Samsung's $2,000 Foldable 'iPhone Killer' Keeps Breaking After 1 Day Of Use

Samsung's long-awaited 'foldable' iPhone killer is shaping up to be yet another bomb (no pun intended).

With the company's reputation still not fully recovered from the 2016 recall of the Samsung Galaxy 7 following reports that the batteries in some phones had spontaneously combusted, several tech journalists provided an advanced model of the 'Galaxy Fold' ahead of its public debut later this month reported myriad problems with the handset.

Samsung

Reviewers at CNBC, the Verge and Bloomberg complained about issues including a malfunctioning LED screen, problems with the hinge and strange bulges.

Here's an excerpt from the Verge's review.

Look closely at the picture above, and you can see a small bulge right on the crease of my Galaxy Fold review unit. It’s just enough to slightly distort the screen, and I can feel it under my finger. There’s something pressing up against the screen at the hinge, right there in the crease. My best guess is that it’s a piece of debris, something harder than lint for sure. It’s possible that it’s something else, though, like the hinge itself on a defective unit pressing up on the screen.

It’s a distressing thing to discover just two days after receiving my review unit. More distressing is that the bulge eventually pressed sharply enough into the screen to break it. You can see the telltale lines of a broken OLED converging on the spot where the bulge is.

Though other expensive gadgets have been released with well-publicized glitches (one MacBook pro model's keyboard issues come to mind), the 'Galaxy Fold's' problems are "on an entirely different level," the Verge said.

Other reviewers may not have reported issues, but Bloomberg and the Verge's accounts of the malfunctions were similar enough to raise serious questions. When it reported the issues to Samsung, Bloomberg said a company representative said the device should be used with the plastic protective layer left on the screen. However, BBG's reporter said no such warning was present anywhere on or in the packaging.

In one of the more serious apparent flaws, the inner screen stopped working. First, the left side of the display went dark - then the right side developed problems before also failing completely. Other reviewers reported similar issues, including flickering visuals and how the area around the central hinge lost viewable pixels. The external display still functioned for Bloomberg’s review team when the phone is closed. Separately, the demo unit’s screen retained permanent marks wherever a fingernail made contact during the course of use.

Other reviewers however reported no major issues with the gadgets Samsung provided. In an email sent Tuesday - a day after providing the demo units - it asked media not to remove a “special protective layer.” The device’s packaging didn’t discourage the attempt however, and the sheet seemed similar to the protective films that come with most phones, tablets, and TVs right out of the box.

"The main display on the Galaxy Fold features a top protective layer, which is part of the display structure designed to protect the screen from unintended scratches," Samsung said in its statement. "Removing the protective layer or adding adhesives to the main display may cause damage. We will ensure this information is clearly delivered to our customers."

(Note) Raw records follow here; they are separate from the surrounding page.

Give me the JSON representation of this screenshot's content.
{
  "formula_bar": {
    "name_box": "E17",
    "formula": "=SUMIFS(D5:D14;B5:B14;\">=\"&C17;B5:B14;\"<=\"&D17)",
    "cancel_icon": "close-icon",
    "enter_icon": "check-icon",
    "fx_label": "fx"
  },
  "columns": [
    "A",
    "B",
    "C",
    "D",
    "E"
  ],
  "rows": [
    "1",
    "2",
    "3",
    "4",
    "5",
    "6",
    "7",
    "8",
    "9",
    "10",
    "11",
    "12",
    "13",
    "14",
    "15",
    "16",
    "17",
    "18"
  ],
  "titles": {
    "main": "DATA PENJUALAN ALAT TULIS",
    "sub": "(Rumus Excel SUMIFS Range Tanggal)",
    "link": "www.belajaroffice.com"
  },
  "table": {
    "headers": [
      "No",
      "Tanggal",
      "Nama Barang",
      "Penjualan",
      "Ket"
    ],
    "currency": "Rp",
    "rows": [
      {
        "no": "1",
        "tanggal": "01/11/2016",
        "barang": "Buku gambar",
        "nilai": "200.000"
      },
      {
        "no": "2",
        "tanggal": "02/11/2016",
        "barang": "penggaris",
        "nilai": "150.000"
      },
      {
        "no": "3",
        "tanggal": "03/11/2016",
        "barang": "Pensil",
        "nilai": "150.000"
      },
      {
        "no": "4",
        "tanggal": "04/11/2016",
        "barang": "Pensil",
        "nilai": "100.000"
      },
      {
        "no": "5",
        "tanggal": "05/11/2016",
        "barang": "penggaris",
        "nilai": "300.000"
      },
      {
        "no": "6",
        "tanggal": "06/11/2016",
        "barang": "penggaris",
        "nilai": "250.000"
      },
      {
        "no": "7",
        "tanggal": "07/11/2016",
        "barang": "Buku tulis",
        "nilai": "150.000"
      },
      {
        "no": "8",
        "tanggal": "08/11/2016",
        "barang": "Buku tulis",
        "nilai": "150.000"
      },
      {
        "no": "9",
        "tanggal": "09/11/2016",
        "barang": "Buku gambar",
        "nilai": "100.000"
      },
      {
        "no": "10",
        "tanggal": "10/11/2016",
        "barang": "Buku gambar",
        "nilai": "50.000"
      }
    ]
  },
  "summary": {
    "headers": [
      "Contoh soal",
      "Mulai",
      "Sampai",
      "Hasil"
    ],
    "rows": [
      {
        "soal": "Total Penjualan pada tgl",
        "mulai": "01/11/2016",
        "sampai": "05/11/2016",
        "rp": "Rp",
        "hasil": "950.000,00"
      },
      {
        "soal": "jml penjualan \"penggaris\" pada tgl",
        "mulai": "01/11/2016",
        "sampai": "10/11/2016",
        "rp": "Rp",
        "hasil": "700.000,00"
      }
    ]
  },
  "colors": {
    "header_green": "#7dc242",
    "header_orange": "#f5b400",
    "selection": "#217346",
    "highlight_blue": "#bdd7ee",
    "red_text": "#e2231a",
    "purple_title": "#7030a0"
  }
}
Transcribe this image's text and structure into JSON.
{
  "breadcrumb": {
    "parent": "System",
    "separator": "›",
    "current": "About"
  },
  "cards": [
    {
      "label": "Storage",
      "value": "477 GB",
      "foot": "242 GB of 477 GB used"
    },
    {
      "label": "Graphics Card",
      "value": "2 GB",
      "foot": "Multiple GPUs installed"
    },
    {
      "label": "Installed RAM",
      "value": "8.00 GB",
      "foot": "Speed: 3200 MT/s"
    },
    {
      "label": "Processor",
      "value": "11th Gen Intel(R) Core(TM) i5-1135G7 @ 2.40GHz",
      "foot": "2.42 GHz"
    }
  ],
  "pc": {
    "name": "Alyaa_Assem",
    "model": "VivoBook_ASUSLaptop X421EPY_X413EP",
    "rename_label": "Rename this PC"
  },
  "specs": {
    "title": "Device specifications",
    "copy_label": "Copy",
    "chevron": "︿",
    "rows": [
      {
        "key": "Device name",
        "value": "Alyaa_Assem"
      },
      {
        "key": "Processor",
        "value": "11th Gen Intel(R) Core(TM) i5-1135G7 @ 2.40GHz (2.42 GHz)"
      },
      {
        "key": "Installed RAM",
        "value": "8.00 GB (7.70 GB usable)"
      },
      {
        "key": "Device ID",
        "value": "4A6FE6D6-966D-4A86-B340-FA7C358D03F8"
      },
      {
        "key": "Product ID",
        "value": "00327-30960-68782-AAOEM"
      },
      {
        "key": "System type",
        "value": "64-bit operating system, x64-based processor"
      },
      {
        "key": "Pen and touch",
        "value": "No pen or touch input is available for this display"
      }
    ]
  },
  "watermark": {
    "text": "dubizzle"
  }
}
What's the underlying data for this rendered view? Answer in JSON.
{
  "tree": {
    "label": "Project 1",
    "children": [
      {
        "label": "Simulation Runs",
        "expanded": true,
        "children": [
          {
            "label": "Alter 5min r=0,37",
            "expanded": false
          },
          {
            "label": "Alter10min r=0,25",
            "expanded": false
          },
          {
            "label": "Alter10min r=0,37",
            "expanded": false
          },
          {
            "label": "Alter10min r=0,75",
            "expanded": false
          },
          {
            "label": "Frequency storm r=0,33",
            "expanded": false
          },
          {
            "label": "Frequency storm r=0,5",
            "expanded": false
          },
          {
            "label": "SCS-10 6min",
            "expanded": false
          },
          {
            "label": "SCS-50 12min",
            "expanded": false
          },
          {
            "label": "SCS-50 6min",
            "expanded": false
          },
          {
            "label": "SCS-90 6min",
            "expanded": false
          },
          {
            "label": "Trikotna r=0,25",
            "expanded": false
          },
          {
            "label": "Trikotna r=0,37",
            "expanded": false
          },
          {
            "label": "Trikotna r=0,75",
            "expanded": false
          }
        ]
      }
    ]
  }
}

"We have received a few reports regarding the main display on the samples provided. We will thoroughly inspect these units in person to determine the cause of the matter," Samsung said in an statement Thursday. The phone’s commercial launch is still planned for April 26.

Samsung eventually clarified that the reason for some of the defects reported by the reviewers was their decision to remove a polymer layer that, at first glance, appeared to be a screen protector but is actually part of the phone. Samsung said warnings about the ploymer layer would be present on retail models.

But even if Samsung manages to fix this communication error, and rectify the other issues reported by reviewers...a stream of tweets from tech journalists warning that the phone, which costs nearly twice as much as a new iPhone, broke within days of purchase.

Though Samsung has time to fix any issues with the phone before its release date, this is definitely not a good look.